Simpson's rule, did I do it right?

I did this problem and I'm hoping it's correct, but I want to be sure as I have no answer key at hand. It's a fun little problem that involves Simpson's rule. Here it goes:

Quote:

You are the game warden in your town and are responsible for stocking the local lake prior to the opening of the fishing season. The average depth of the lake is 20 feet. Your plan is to stock the lake with 1 fish per 1000 cubic feet, and have approximately 25% of the original fish population remaining at the end of the season.

What is the maximum number of fishing licenses that can be sold if the average catch is 20 fish per license?

I am given that (b-a)/n = 200ft where n = 8.

So here is my calculus using Simpson's where I calculate the area of the lake:

(200/3) * (0 + 4(200) + 2(400) + 4(600) + 2(800) + 4(1000) + 2(1200) + 4(1400) + 1600) = 1,280,000 ft^2

Given average depth was 20ft. So...

20 * 1,280,000 = 25,600,000 ft^3 = volume

1 fish per 1000 cubic feet

25,600,000 / 1000 = 25,600 fish in the lake.

25% of 25,600 = 6400 = the amount of fish that need to remain.

75% of 25,600 = 19,200 = the amount of fish to be fished out.

Average catch is 20 fish per person, so..

19200 / 20 = 960 licenses per season allowed = answer to original question.

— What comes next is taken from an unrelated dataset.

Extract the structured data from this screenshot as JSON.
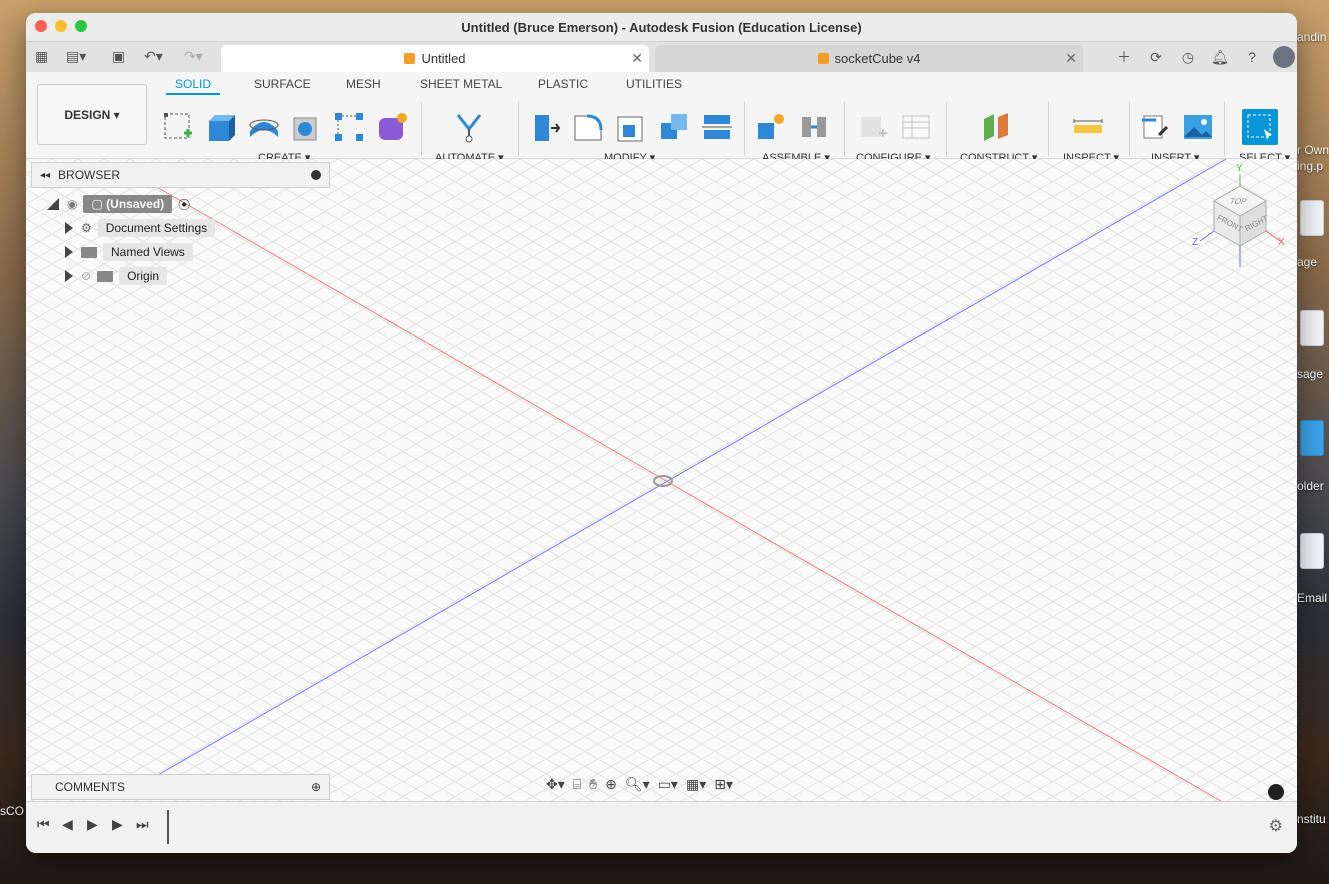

So again.. I'm wondering if I did this right. I hope I didn't screw up on the calc portion.